■ ASSIGNED TASK:
Write down each entry precisely as given.

Interface dataset entries:
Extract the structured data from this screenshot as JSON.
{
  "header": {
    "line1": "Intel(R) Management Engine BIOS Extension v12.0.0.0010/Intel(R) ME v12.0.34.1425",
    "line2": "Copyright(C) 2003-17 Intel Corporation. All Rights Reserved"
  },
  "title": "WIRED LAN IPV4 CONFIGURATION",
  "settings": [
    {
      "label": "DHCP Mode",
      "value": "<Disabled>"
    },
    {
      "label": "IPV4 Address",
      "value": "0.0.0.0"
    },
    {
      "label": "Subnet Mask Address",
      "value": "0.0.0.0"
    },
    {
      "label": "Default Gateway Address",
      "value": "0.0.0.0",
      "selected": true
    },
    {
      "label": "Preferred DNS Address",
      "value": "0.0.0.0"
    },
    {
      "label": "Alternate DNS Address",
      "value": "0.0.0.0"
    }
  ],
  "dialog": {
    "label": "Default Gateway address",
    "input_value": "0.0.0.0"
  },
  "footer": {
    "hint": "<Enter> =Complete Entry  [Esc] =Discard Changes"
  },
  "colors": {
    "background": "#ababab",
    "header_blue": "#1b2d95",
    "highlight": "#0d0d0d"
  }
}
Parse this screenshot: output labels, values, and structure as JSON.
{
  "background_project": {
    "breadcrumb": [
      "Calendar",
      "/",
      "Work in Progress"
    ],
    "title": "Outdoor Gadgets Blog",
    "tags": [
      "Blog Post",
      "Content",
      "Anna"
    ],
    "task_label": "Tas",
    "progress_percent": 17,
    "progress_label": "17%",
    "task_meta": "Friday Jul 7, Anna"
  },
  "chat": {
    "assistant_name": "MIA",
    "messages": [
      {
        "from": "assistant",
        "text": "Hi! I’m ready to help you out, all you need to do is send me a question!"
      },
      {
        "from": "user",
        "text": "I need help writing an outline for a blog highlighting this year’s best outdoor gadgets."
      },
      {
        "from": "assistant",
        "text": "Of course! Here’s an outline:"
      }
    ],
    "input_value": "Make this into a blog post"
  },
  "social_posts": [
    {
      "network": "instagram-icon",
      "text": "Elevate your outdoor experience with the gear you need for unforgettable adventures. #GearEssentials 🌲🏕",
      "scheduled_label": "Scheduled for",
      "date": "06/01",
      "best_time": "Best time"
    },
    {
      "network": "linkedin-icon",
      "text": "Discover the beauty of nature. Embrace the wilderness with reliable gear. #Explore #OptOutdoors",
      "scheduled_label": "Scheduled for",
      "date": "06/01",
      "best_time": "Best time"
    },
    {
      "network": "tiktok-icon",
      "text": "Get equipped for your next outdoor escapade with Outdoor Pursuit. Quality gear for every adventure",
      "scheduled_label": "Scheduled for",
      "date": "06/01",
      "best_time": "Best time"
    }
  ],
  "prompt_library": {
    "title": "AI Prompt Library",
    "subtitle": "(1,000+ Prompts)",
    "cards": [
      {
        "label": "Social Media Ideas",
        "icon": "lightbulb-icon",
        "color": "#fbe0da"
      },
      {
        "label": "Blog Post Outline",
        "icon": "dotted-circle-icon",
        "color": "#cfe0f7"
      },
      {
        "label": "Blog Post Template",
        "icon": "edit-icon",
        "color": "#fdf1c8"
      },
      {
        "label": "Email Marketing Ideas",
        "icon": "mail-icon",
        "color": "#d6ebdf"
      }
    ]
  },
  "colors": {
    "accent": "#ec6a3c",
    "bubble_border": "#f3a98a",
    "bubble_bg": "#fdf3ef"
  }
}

■ ANSWER SECTION:
Extract the structured data from this screenshot as JSON.
{
  "header": {
    "line1": "Intel(R) Management Engine BIOS Extension v12.0.0.0010/Intel(R) ME v12.0.34.1425",
    "line2": "Copyright(C) 2003-17 Intel Corporation. All Rights Reserved"
  },
  "title": "WIRED LAN IPV4 CONFIGURATION",
  "settings": [
    {
      "label": "DHCP Mode",
      "value": "<Disabled>"
    },
    {
      "label": "IPV4 Address",
      "value": "0.0.0.0"
    },
    {
      "label": "Subnet Mask Address",
      "value": "0.0.0.0"
    },
    {
      "label": "Default Gateway Address",
      "value": "0.0.0.0",
      "selected": true
    },
    {
      "label": "Preferred DNS Address",
      "value": "0.0.0.0"
    },
    {
      "label": "Alternate DNS Address",
      "value": "0.0.0.0"
    }
  ],
  "dialog": {
    "label": "Default Gateway address",
    "input_value": "0.0.0.0"
  },
  "footer": {
    "hint": "<Enter> =Complete Entry  [Esc] =Discard Changes"
  },
  "colors": {
    "background": "#ababab",
    "header_blue": "#1b2d95",
    "highlight": "#0d0d0d"
  }
}
Parse this screenshot: output labels, values, and structure as JSON.
{
  "background_project": {
    "breadcrumb": [
      "Calendar",
      "/",
      "Work in Progress"
    ],
    "title": "Outdoor Gadgets Blog",
    "tags": [
      "Blog Post",
      "Content",
      "Anna"
    ],
    "task_label": "Tas",
    "progress_percent": 17,
    "progress_label": "17%",
    "task_meta": "Friday Jul 7, Anna"
  },
  "chat": {
    "assistant_name": "MIA",
    "messages": [
      {
        "from": "assistant",
        "text": "Hi! I’m ready to help you out, all you need to do is send me a question!"
      },
      {
        "from": "user",
        "text": "I need help writing an outline for a blog highlighting this year’s best outdoor gadgets."
      },
      {
        "from": "assistant",
        "text": "Of course! Here’s an outline:"
      }
    ],
    "input_value": "Make this into a blog post"
  },
  "social_posts": [
    {
      "network": "instagram-icon",
      "text": "Elevate your outdoor experience with the gear you need for unforgettable adventures. #GearEssentials 🌲🏕",
      "scheduled_label": "Scheduled for",
      "date": "06/01",
      "best_time": "Best time"
    },
    {
      "network": "linkedin-icon",
      "text": "Discover the beauty of nature. Embrace the wilderness with reliable gear. #Explore #OptOutdoors",
      "scheduled_label": "Scheduled for",
      "date": "06/01",
      "best_time": "Best time"
    },
    {
      "network": "tiktok-icon",
      "text": "Get equipped for your next outdoor escapade with Outdoor Pursuit. Quality gear for every adventure",
      "scheduled_label": "Scheduled for",
      "date": "06/01",
      "best_time": "Best time"
    }
  ],
  "prompt_library": {
    "title": "AI Prompt Library",
    "subtitle": "(1,000+ Prompts)",
    "cards": [
      {
        "label": "Social Media Ideas",
        "icon": "lightbulb-icon",
        "color": "#fbe0da"
      },
      {
        "label": "Blog Post Outline",
        "icon": "dotted-circle-icon",
        "color": "#cfe0f7"
      },
      {
        "label": "Blog Post Template",
        "icon": "edit-icon",
        "color": "#fdf1c8"
      },
      {
        "label": "Email Marketing Ideas",
        "icon": "mail-icon",
        "color": "#d6ebdf"
      }
    ]
  },
  "colors": {
    "accent": "#ec6a3c",
    "bubble_border": "#f3a98a",
    "bubble_bg": "#fdf3ef"
  }
}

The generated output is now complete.